Hundreds of thousands of Iranians take to streets, marking Islamic Revolution's 32nd anniversary. President calls on West not to 'interfere' in Egypt upheaval, says protestors 'have the right to pick their own type of regime and rulers'.
Iranian President Mahmoud Ahmadinejad on Friday called on Western powers not to "interfere" in the situation in Egypt and Tunisia and warned them to withdraw their support for Israel.
According to the Iranian leader, the recent developments in the Middle East will diminish the influence of the United States and Israel in the region.
In a speech marking the 32nd anniversary of the Islamic Revolution, Ahmadinejad turned to the West and said, "If you wish to modify your behavior and have other countries trust you, you must first of all avoid interfering in other countries, including Tunisia and Egypt, and let them make their own decisions."
He called on young people in Arab countries to "be alert". According to the Iranian president, "It's their right to be free, it's their right to express their opinion and pick their own type of regime and rulers."
He added that Western powers "seek to portray themselves as friends of the countries in North Africa, but have malicious intentions."
Ahmadinejad went on to say that the American and Israeli impact would be reduced following the changes in the region.
"In spite of all the satanic schemes, with the help of God and the people's resistance, the new Middle East will turn into a region without the United States and the Zionist regime, and the arrogant powers will have no place in this Middle East. Soon, the entire world will experience the sweet taste of a world without Zionists and thugs."
Masses march despite cold weather
Hundreds of thousands of Iranians, chanting slogans supporting the Arab uprisings and denouncing the United States, marched towards a Tehran square Friday to mark the 32nd anniversary of the Islamic revolution which toppled the shah.

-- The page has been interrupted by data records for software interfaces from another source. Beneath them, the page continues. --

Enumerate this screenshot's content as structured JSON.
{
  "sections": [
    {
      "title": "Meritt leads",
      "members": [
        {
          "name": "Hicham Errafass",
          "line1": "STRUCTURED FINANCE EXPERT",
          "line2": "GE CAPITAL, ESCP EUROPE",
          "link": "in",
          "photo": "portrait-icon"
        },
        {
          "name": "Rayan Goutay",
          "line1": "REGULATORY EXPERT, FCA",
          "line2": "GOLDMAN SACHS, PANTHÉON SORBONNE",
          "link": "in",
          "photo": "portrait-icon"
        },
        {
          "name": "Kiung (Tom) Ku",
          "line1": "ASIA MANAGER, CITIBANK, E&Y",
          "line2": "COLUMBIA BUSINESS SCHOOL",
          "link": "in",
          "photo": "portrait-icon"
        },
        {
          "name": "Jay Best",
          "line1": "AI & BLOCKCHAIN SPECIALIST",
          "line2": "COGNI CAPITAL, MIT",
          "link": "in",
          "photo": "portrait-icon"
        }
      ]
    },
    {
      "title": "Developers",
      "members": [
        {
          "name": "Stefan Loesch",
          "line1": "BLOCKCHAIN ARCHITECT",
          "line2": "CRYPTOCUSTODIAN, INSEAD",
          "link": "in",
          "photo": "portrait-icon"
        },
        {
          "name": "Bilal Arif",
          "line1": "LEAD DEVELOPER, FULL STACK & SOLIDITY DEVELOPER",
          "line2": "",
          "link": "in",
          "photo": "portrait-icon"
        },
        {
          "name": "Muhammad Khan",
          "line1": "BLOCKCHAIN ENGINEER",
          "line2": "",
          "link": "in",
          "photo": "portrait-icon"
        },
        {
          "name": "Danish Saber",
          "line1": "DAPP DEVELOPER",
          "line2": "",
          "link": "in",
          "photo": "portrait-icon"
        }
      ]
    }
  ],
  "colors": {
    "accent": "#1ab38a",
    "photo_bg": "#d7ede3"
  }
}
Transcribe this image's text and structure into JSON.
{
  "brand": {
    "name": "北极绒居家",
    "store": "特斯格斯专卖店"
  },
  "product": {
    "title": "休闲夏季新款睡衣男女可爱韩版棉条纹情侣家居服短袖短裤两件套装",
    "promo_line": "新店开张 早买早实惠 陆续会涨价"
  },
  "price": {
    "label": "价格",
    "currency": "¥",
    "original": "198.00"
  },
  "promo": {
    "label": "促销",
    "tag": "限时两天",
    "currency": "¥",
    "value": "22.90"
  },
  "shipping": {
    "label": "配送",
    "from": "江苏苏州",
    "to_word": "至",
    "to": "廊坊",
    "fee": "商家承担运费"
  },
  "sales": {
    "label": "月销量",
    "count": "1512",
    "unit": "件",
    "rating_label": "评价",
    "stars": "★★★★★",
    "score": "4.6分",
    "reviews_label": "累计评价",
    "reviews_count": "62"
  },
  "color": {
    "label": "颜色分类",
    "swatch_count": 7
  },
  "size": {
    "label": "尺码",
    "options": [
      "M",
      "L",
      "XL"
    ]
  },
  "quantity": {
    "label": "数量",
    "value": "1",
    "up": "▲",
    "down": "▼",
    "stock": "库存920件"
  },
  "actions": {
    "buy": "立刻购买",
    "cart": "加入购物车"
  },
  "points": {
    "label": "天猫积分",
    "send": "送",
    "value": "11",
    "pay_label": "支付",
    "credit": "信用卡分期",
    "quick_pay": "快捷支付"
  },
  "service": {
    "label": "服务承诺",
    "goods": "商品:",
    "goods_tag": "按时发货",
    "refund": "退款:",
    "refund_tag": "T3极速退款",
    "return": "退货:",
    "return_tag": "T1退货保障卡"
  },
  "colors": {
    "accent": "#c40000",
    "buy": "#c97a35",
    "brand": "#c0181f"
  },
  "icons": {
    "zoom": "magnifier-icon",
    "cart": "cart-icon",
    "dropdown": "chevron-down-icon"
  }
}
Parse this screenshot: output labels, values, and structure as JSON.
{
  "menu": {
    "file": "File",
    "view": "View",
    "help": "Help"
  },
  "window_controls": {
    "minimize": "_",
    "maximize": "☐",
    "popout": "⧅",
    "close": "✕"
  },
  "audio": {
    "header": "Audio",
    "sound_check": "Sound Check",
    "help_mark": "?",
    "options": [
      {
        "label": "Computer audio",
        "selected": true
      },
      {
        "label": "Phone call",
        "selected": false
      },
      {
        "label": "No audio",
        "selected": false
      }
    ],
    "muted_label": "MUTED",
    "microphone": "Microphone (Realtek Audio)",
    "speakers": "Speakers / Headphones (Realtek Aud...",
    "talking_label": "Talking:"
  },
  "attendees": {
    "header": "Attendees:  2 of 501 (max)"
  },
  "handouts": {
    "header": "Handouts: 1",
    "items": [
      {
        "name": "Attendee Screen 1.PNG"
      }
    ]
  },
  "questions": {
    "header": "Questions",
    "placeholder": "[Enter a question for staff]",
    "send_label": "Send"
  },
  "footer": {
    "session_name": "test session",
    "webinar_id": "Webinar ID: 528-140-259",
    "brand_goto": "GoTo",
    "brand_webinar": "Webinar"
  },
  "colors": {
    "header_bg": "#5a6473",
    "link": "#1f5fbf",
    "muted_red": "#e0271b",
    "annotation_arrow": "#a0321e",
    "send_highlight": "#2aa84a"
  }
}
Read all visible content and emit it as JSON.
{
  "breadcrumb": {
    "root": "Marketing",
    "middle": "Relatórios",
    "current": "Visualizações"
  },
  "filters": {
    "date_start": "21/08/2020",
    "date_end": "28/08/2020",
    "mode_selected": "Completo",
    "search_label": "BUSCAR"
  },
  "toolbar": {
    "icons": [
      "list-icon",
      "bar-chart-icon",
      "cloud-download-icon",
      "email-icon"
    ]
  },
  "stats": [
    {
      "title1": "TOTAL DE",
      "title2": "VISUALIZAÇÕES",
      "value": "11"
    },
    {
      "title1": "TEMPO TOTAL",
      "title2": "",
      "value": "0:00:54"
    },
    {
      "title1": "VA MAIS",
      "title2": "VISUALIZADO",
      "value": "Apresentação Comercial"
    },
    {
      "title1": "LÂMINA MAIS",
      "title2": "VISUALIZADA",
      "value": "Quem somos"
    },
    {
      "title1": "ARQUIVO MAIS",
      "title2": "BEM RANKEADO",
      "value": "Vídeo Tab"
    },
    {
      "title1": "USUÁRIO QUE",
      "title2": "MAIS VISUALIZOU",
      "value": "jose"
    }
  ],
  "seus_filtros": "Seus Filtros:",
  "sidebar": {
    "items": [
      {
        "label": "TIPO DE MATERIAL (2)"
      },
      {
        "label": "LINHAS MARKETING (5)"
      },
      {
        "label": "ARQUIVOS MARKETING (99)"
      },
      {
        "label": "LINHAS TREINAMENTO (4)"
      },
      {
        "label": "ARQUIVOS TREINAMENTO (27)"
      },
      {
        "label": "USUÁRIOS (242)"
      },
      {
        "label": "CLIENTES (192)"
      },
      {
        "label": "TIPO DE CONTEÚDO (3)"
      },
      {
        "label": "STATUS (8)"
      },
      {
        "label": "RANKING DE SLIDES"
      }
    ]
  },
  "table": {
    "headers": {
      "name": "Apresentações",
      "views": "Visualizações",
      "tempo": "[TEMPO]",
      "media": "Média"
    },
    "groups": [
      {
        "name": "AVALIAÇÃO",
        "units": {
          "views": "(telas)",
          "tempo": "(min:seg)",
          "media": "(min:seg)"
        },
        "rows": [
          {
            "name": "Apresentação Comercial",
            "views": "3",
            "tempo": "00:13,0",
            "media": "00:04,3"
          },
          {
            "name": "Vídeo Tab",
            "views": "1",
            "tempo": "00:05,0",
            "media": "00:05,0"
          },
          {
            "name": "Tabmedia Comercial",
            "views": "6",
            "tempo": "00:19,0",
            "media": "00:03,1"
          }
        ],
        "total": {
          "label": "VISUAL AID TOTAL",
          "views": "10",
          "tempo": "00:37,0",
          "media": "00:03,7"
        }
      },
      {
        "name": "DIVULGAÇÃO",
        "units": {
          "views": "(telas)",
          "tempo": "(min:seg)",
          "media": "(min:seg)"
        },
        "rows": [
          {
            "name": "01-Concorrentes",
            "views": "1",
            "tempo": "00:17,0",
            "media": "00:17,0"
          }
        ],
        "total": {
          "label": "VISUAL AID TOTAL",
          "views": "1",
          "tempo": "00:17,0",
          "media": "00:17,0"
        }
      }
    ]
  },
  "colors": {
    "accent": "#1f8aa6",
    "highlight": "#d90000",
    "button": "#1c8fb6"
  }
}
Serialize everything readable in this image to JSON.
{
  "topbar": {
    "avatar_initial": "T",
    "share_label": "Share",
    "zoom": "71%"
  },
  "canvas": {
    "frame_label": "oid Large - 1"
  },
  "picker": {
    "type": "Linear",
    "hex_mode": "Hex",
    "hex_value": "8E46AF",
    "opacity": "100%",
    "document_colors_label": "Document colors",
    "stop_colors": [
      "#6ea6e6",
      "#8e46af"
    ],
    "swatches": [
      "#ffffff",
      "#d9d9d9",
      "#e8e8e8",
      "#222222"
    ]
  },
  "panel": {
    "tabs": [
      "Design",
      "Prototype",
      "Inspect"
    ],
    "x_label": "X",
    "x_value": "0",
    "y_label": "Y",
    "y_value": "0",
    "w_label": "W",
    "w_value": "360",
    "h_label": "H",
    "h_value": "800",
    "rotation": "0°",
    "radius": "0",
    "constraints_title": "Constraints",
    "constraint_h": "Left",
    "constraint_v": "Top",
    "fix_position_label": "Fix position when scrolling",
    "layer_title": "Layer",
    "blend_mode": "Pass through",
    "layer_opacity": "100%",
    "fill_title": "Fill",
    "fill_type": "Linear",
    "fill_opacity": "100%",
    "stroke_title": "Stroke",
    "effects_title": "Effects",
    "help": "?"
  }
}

Men, women and children, braving the cold and cloudy weather, were seen marching from several parts of Tehran towards Azadi Square (Freedom Square) where they were addressed by President Ahmadinejad.
"Egyptians, Tunisians, your uprisings are just and we are with you," the crowds were heard chanting as they arrived at the square.
State television, which telecast the crowds live, said this year the government-organized rally would show solidarity with uprisings in Egypt and Tunisia, with crowds shouting: "Hosni Mubarak, 'mubarak' (congratulations) on the uprising of your people."
Similar marches were taking place in provincial cities to mark the anniversary, a yearly rallying point for the Islamic regime.
The 1979 revolution toppled the monarchy of shah Mohammad Reza, a key US ally in the region. Diplomatic relations between Tehran and Washington were broken off soon after and remain so to this day.
"Death to America! Death to Israel!" chanted the crowd as they carried Iranian flags, banners and posters of Iranian revolutionary leader Ayatollah Ruhollah Khomeini, who led the uprising against the shah, and of Ayatollah Ali Khamenei, the nation's supreme leader.